The game started to lose me once we got toward the middle of our second session of it. Sure, it’s fun to play cards that deliberately mess with your opponents, as well as build up your own stable of eccentric unicorns. But that enjoyment quickly fades when you realize that the game suffers from an imbalance problem that’s prevalent throughout multiple playthroughs. It’s completely possible, given the nature of random card draws, that someone could assemble an unbeatable stable. There are a number of cards that make it extremely difficult to destroy a players’ cards, and if someone were to collect a number of those defensive assets, they would and often do gain an unfair advantage. This particular example is more uncommon than some of Unstable Unicorn‘s other problems, but it does come up.
There’s also the problem of overlapping special abilities, which came up three times during our video playthrough. By this, I mean that often in Unstable Unicorns, you’ll play a card that allows you to steal and/or play another card, and then that card activates and must be played out. And then it’s actually possible for this convoluted chain to continue, and trust me when I say that it can get pretty confusing. The game’s website actually has a rather lengthy FAQ to help solve some of these mix-ups, but who wants to constantly refer to something like that when playing a mostly light card/party game? I didn’t appreciate having to do it. Then again, you always have the option to just interpret the rules however you wish to, and I commend the rulebook for being clear on this point.
Also, Unstable Unicorns is too long or too short depending on how the cards are distributed. It’s entirely possible for a player to muster an overpowered hand and win within 20 minutes of gameplay. Alternatively, it’s just as if not more likely that the cards will spread out equally to the players, leading to sessions that last well over 30 minutes. That may be fine by you, but to me, that’s too long a playtime for a card game like this. After 20-25 minutes or so, this game’s shtick starts to wear thin.
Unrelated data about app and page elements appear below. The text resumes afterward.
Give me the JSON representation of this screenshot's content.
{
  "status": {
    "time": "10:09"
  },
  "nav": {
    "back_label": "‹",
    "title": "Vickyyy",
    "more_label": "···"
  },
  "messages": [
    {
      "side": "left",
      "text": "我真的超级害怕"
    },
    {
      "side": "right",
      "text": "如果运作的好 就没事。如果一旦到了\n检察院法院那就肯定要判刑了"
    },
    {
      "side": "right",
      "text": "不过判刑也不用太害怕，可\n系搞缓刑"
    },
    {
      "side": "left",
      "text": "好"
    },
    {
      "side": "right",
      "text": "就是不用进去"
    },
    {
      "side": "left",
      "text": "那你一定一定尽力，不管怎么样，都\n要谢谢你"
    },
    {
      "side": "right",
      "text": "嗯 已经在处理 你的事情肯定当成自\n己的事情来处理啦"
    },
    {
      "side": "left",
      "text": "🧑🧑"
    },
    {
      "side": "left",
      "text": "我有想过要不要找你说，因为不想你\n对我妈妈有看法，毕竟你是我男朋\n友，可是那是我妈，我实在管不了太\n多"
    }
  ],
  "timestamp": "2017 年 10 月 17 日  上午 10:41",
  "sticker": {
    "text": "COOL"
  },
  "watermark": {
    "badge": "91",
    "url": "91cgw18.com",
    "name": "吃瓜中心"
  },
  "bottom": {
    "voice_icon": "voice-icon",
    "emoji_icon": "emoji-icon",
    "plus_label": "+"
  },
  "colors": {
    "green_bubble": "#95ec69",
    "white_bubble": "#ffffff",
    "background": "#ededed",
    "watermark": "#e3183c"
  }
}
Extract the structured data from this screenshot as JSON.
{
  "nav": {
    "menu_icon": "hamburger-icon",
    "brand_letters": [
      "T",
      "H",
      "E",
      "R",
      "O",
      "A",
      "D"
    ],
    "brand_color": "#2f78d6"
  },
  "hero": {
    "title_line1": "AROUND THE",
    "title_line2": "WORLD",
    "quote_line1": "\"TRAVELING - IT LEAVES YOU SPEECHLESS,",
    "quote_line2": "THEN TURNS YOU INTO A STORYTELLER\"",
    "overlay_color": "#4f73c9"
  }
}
When this game works, it can be really hilarious and enjoyable, but as I’ve pointed out, those moments tend to be few and far between. I’m not saying that this game is bad, because objectively it’s not. It’s just underwhelming and somewhat contrived, when it should be exciting and unpredictable. Occasionally, Unstable Unicorns will catch you by surprise, but the more you play it, the less surprising it becomes and the more you realize that the “chaos” is quite controlled, actually. Admittedly, the artwork is fantastic, ranking among the best I’ve seen in this category of tabletop game. It’s so pleasant to look at that I wouldn’t mind going back to see the cards once more. Whether or not this game is for you comes down to how much you can tolerate a beautiful mess. I can tolerate it, albeit barely.
I give Unstable Unicorns a: C+
Unstable Unicorns – Board Crazy’s Ratings